Kaavan the 'World's Loneliest Elephant' Makes an Elephant Friend for the First Time in 8 Years
Kaavan stretched out a tentative trunk to one of the first elephants he saw at the Cambodia Wildlife Sanctuary in Siem Reap
Kaavan is solo no more!
After spending eight years alone at Pakistan's soon-to-be-defunct Marghazar Zoo following the death of his partner in 2012, Kaavan the "world's loneliest elephant" has made a new friend at his sanctuary home in Cambodia.
On Monday, Kaavan moved to the Cambodia Wildlife Sanctuary in Siem Reap, enduring a 10-hour plane ride with a military escort to get there. FOUR PAWS, a global animal welfare organization for animals under direct human influence — in cooperation with the Pakistani authorities, American businessman Eric S. Margolis and the nonprofit Free The Wild, co-funded by Cher — worked for months to safely transport the elephant to his sanctuary home. Cher was even on the ground in Cambodia to welcome Kaavan to his new life.
Shortly after arriving at the sanctuary, Kaavan literally reached out to one of the first elephants he saw, extending a tentative trunk to the elephant residing near his current enclosure, according to AFP. FOUR PAWS captured a photo of the tender moment, which shows the other elephant happily returning Kaavan's trunk touch.

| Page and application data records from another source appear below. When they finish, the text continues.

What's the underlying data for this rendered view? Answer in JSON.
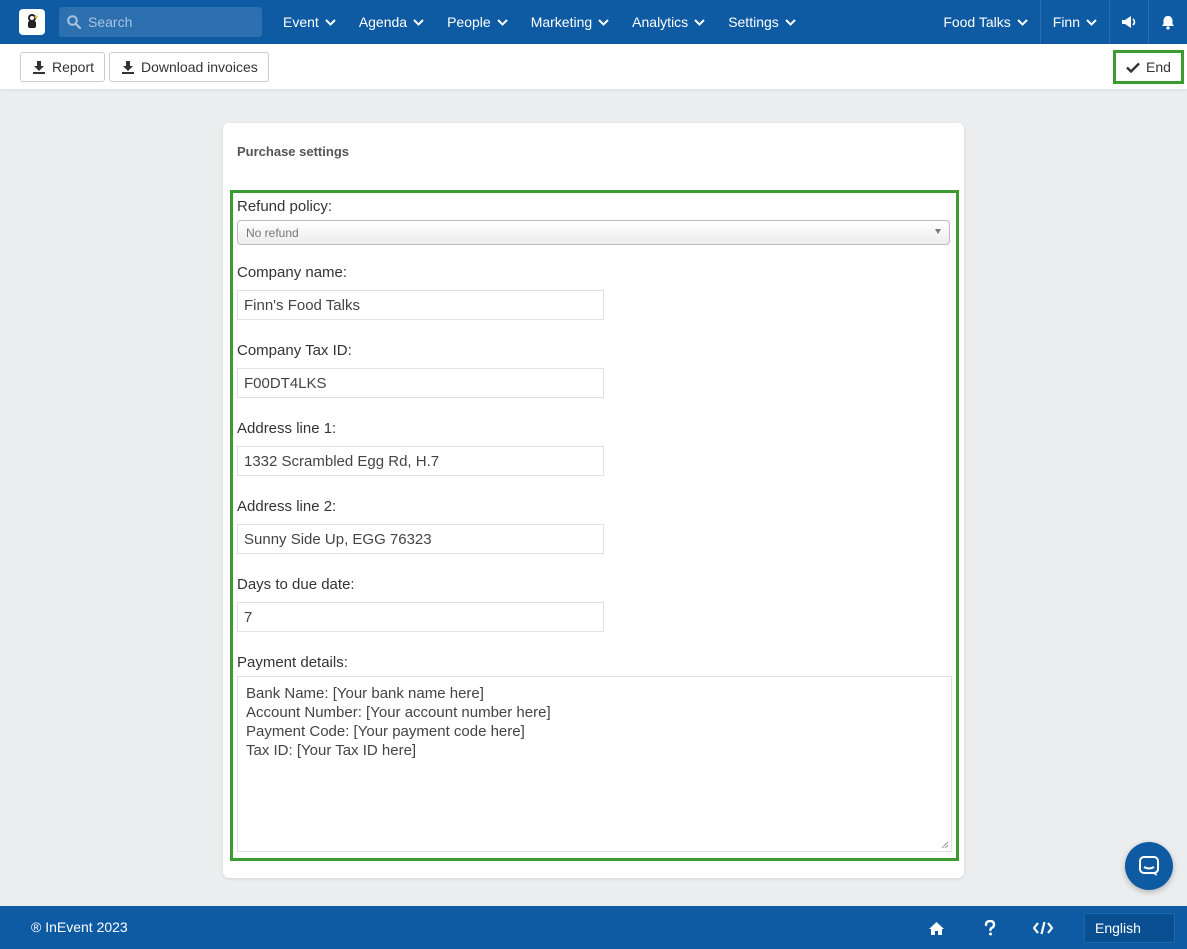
{
  "nav": {
    "search_placeholder": "Search",
    "menu": [
      "Event",
      "Agenda",
      "People",
      "Marketing",
      "Analytics",
      "Settings"
    ],
    "event_name": "Food Talks",
    "user_name": "Finn"
  },
  "toolbar": {
    "report_label": "Report",
    "download_label": "Download invoices",
    "end_label": "End"
  },
  "card": {
    "title": "Purchase settings",
    "refund_label": "Refund policy:",
    "refund_value": "No refund",
    "company_label": "Company name:",
    "company_value": "Finn's Food Talks",
    "taxid_label": "Company Tax ID:",
    "taxid_value": "F00DT4LKS",
    "address1_label": "Address line 1:",
    "address1_value": "1332 Scrambled Egg Rd, H.7",
    "address2_label": "Address line 2:",
    "address2_value": "Sunny Side Up, EGG 76323",
    "days_label": "Days to due date:",
    "days_value": "7",
    "payment_label": "Payment details:",
    "payment_lines": [
      "Bank Name: [Your bank name here]",
      "Account Number: [Your account number here]",
      "Payment Code: [Your payment code here]",
      "Tax ID: [Your Tax ID here]"
    ]
  },
  "footer": {
    "copyright": "® InEvent 2023",
    "language": "English"
  },
  "colors": {
    "brand_blue": "#0e5ba3",
    "highlight_green": "#3a9b2e",
    "page_bg": "#ebedee"
  }
}
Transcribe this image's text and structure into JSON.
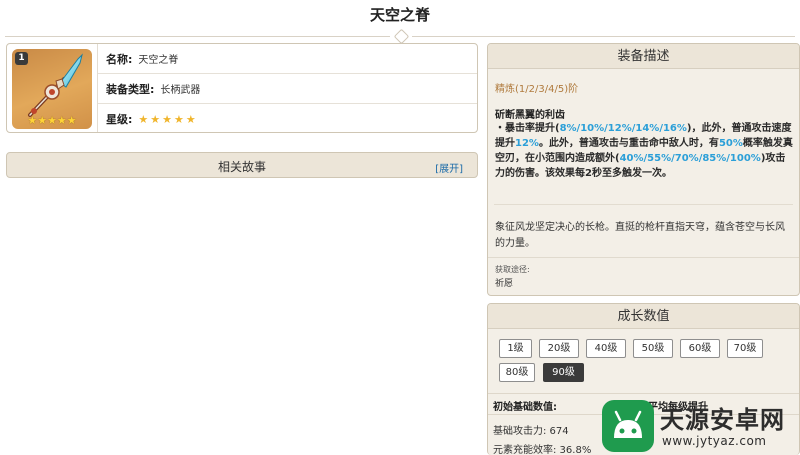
{
  "page": {
    "title": "天空之脊"
  },
  "info": {
    "rarity_badge": "1",
    "thumb_stars": "★★★★★",
    "name_key": "名称:",
    "name_value": "天空之脊",
    "type_key": "装备类型:",
    "type_value": "长柄武器",
    "star_key": "星级:",
    "star_value": "★★★★★"
  },
  "story": {
    "title": "相关故事",
    "expand_label": "[展开]"
  },
  "desc": {
    "title": "装备描述",
    "refine": "精炼(1/2/3/4/5)阶",
    "skill_name": "斫断黑翼的利齿",
    "t1": "・暴击率提升(",
    "h1": "8%/10%/12%/14%/16%",
    "t2": ")，此外，普通攻击速度提升",
    "h2": "12%",
    "t3": "。此外，普通攻击与重击命中敌人时，有",
    "h3": "50%",
    "t4": "概率触发真空刃，在小范围内造成额外(",
    "h4": "40%/55%/70%/85%/100%",
    "t5": ")攻击力的伤害。该效果每2秒至多触发一次。",
    "lore": "象征风龙坚定决心的长枪。直挺的枪杆直指天穹，蕴含苍空与长风的力量。",
    "source_label": "获取途径:",
    "source_value": "祈愿"
  },
  "growth": {
    "title": "成长数值",
    "levels": [
      "1级",
      "20级",
      "40级",
      "50级",
      "60级",
      "70级",
      "80级",
      "90级"
    ],
    "active_level": "90级",
    "base_title": "初始基础数值:",
    "refine_title": "平均每级提升",
    "stat_atk": "基础攻击力: 674",
    "stat_er": "元素充能效率: 36.8%"
  },
  "watermark": {
    "name": "天源安卓网",
    "url": "www.jytyaz.com"
  }
}
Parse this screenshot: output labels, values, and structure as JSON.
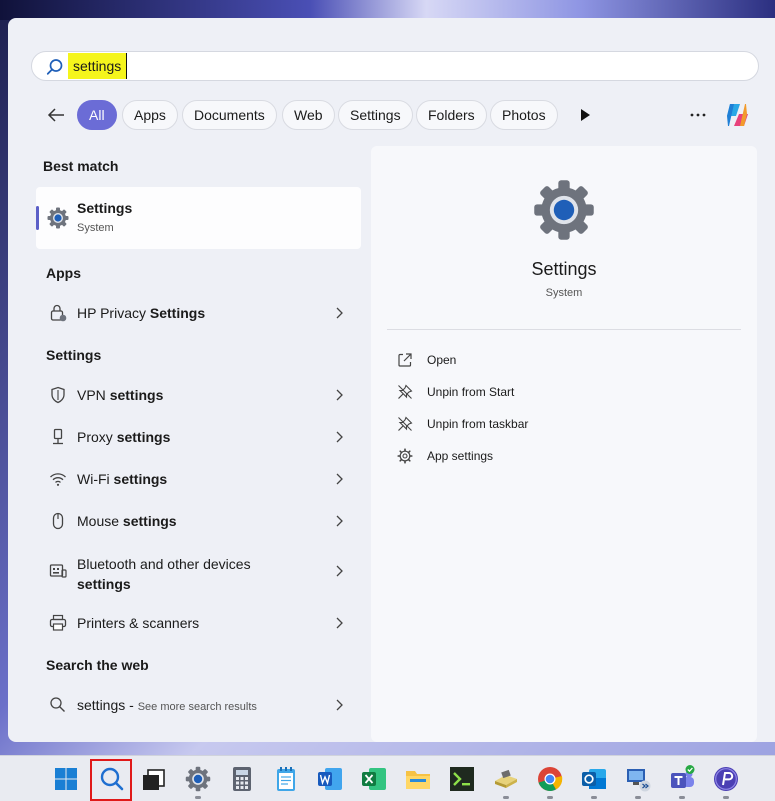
{
  "search": {
    "query": "settings"
  },
  "filters": [
    "All",
    "Apps",
    "Documents",
    "Web",
    "Settings",
    "Folders",
    "Photos"
  ],
  "sections": {
    "best_match": "Best match",
    "apps": "Apps",
    "settings": "Settings",
    "search_web": "Search the web"
  },
  "best_match": {
    "title": "Settings",
    "subtitle": "System"
  },
  "apps": [
    {
      "pre": "HP Privacy ",
      "bold": "Settings"
    }
  ],
  "settings_items": [
    {
      "pre": "VPN ",
      "bold": "settings"
    },
    {
      "pre": "Proxy ",
      "bold": "settings"
    },
    {
      "pre": "Wi-Fi ",
      "bold": "settings"
    },
    {
      "pre": "Mouse ",
      "bold": "settings"
    },
    {
      "pre": "Bluetooth and other devices",
      "bold": "settings"
    },
    {
      "pre": "Printers & scanners",
      "bold": ""
    }
  ],
  "web": {
    "query": "settings",
    "dash": " - ",
    "hint": "See more search results"
  },
  "detail": {
    "name": "Settings",
    "kind": "System",
    "actions": [
      "Open",
      "Unpin from Start",
      "Unpin from taskbar",
      "App settings"
    ]
  },
  "colors": {
    "accent": "#6b6cd6",
    "highlight": "#f5f51c",
    "focus_frame": "#e01919"
  },
  "taskbar_icons": [
    "windows-start-icon",
    "search-icon",
    "task-view-icon",
    "settings-icon",
    "calculator-icon",
    "notepad-icon",
    "word-icon",
    "excel-icon",
    "file-explorer-icon",
    "terminal-icon",
    "notes-app-icon",
    "chrome-icon",
    "outlook-icon",
    "remote-desktop-icon",
    "teams-icon",
    "p-app-icon"
  ]
}
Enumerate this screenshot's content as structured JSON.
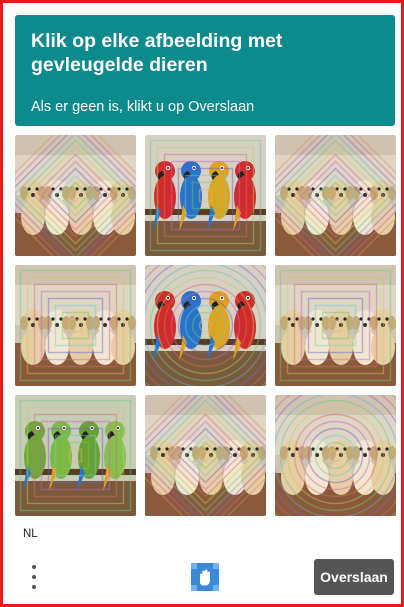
{
  "header": {
    "title": "Klik op elke afbeelding met gevleugelde dieren",
    "subtitle": "Als er geen is, klikt u op Overslaan"
  },
  "grid": {
    "tiles": [
      {
        "subject": "puppies",
        "pattern": "diamonds"
      },
      {
        "subject": "parrots",
        "pattern": "squares"
      },
      {
        "subject": "puppies",
        "pattern": "diamonds"
      },
      {
        "subject": "puppies",
        "pattern": "squares"
      },
      {
        "subject": "parrots",
        "pattern": "circles"
      },
      {
        "subject": "puppies",
        "pattern": "squares"
      },
      {
        "subject": "parrots",
        "pattern": "squares"
      },
      {
        "subject": "puppies",
        "pattern": "diamonds"
      },
      {
        "subject": "puppies",
        "pattern": "circles"
      }
    ]
  },
  "footer": {
    "language": "NL",
    "skip_label": "Overslaan",
    "menu_icon": "more-vertical-icon",
    "logo_icon": "hand-logo-icon"
  },
  "colors": {
    "header_bg": "#0c8a8c",
    "frame_border": "#e31b1b",
    "skip_bg": "#555555"
  }
}
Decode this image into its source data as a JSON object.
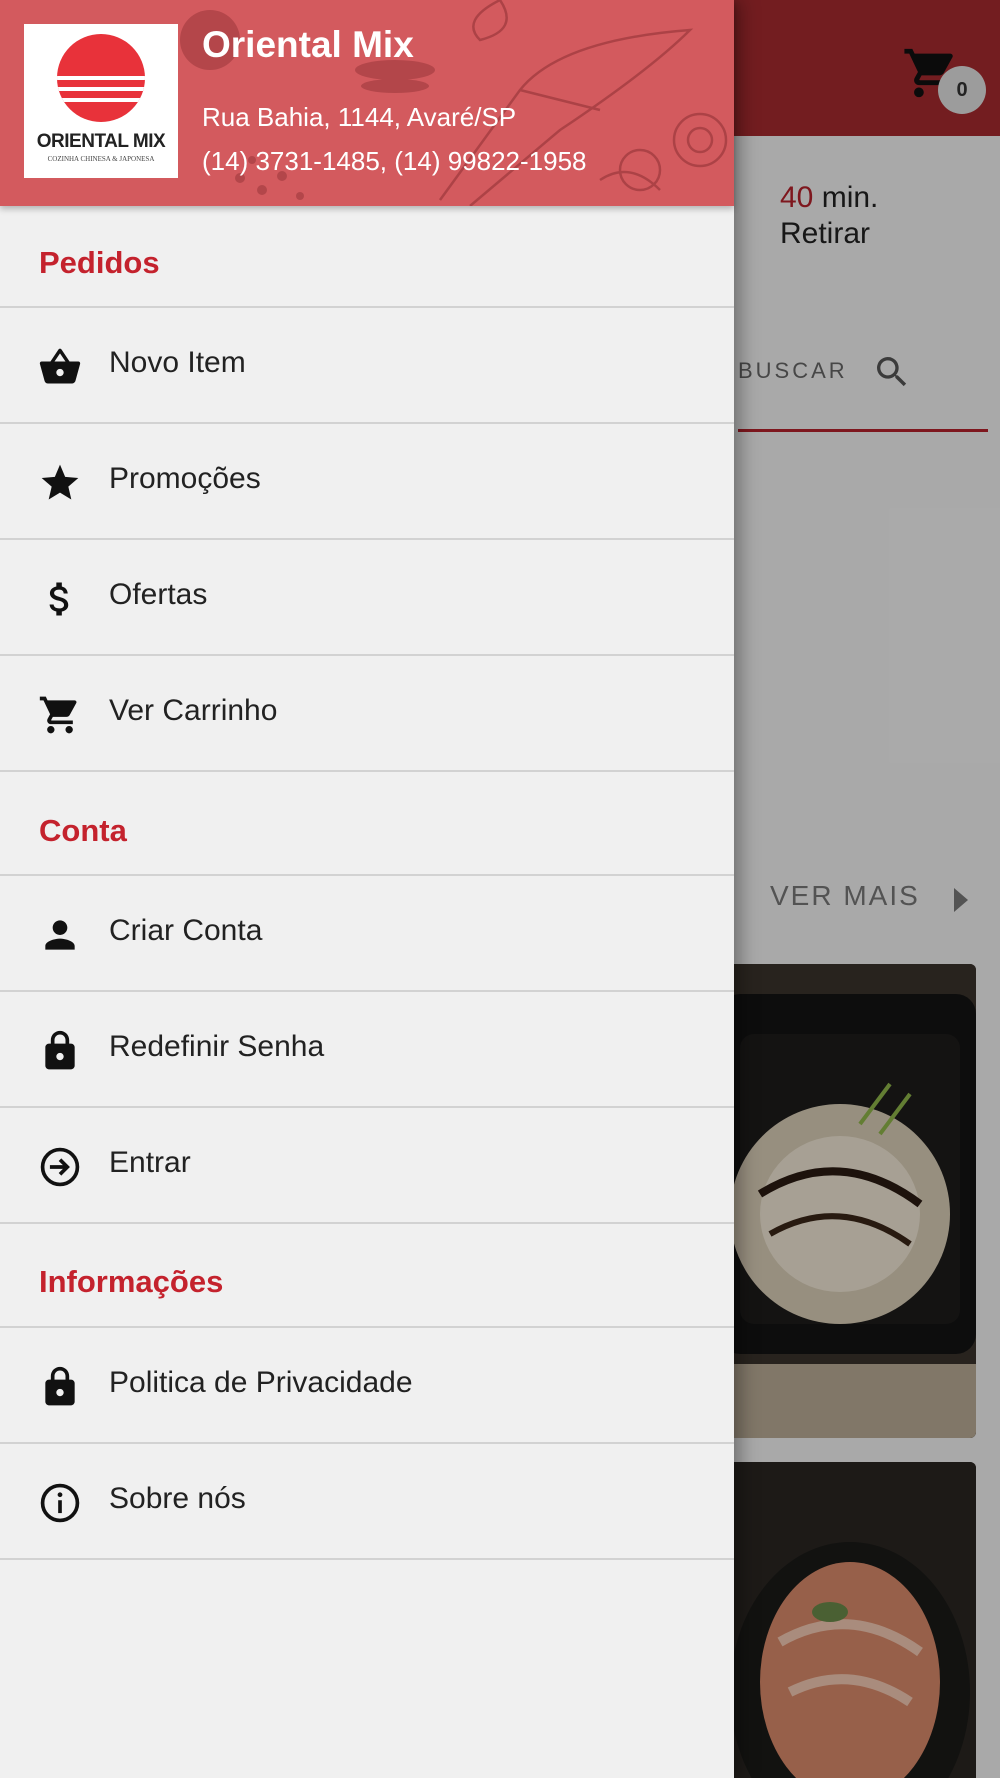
{
  "store": {
    "name": "Oriental Mix",
    "address": "Rua Bahia, 1144, Avaré/SP",
    "phones": "(14) 3731-1485, (14) 99822-1958",
    "logo_text": "ORIENTAL MIX",
    "logo_subtitle": "COZINHA CHINESA & JAPONESA"
  },
  "colors": {
    "accent": "#c4222d",
    "header_bg": "#d35a5e",
    "topbar_bg": "#a52a2f"
  },
  "sections": {
    "pedidos": "Pedidos",
    "conta": "Conta",
    "informacoes": "Informações"
  },
  "menu": {
    "novo_item": {
      "label": "Novo Item",
      "icon": "basket-icon"
    },
    "promocoes": {
      "label": "Promoções",
      "icon": "star-icon"
    },
    "ofertas": {
      "label": "Ofertas",
      "icon": "dollar-icon"
    },
    "ver_carrinho": {
      "label": "Ver Carrinho",
      "icon": "cart-icon"
    },
    "criar_conta": {
      "label": "Criar Conta",
      "icon": "person-icon"
    },
    "redefinir_senha": {
      "label": "Redefinir Senha",
      "icon": "lock-icon"
    },
    "entrar": {
      "label": "Entrar",
      "icon": "login-icon"
    },
    "politica": {
      "label": "Politica de Privacidade",
      "icon": "lock-icon"
    },
    "sobre": {
      "label": "Sobre nós",
      "icon": "info-icon"
    }
  },
  "background": {
    "cart_count": "0",
    "time_value": "40",
    "time_unit": "min.",
    "pickup": "Retirar",
    "search_label": "BUSCAR",
    "ver_mais": "VER MAIS"
  }
}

"First contact with an elephant in eight years – this is a huge moment for Kaavan," a spokesperson with FOUR PAWS told AFP, adding that this moment was an example of the "species-appropriate and peaceful life" Kaavan has ahead of him after living in subpar conditions for years.
Kaavan is currently residing in a smaller enclosure at the sanctuary while he acclimates to his surroundings, once he is comfortable he will be moved into a larger space, where three elephant friends will be waiting for him.
Along with Kaavan, FOUR PAWS, together with the Islamabad Wildlife Management Board, has safely relocated three wolves, some monkeys, and all the rabbits that were living in the Marghazar Zoo, which is about to close its gates for good. Only two Himalayan brown bears, one deer, and one monkey remain in the zoo.
The Pakistani zoo is closing after a judge ruled in May that all the animals at the facility should be relocated, AFP reports, due to the dilapidated conditions at the zoo.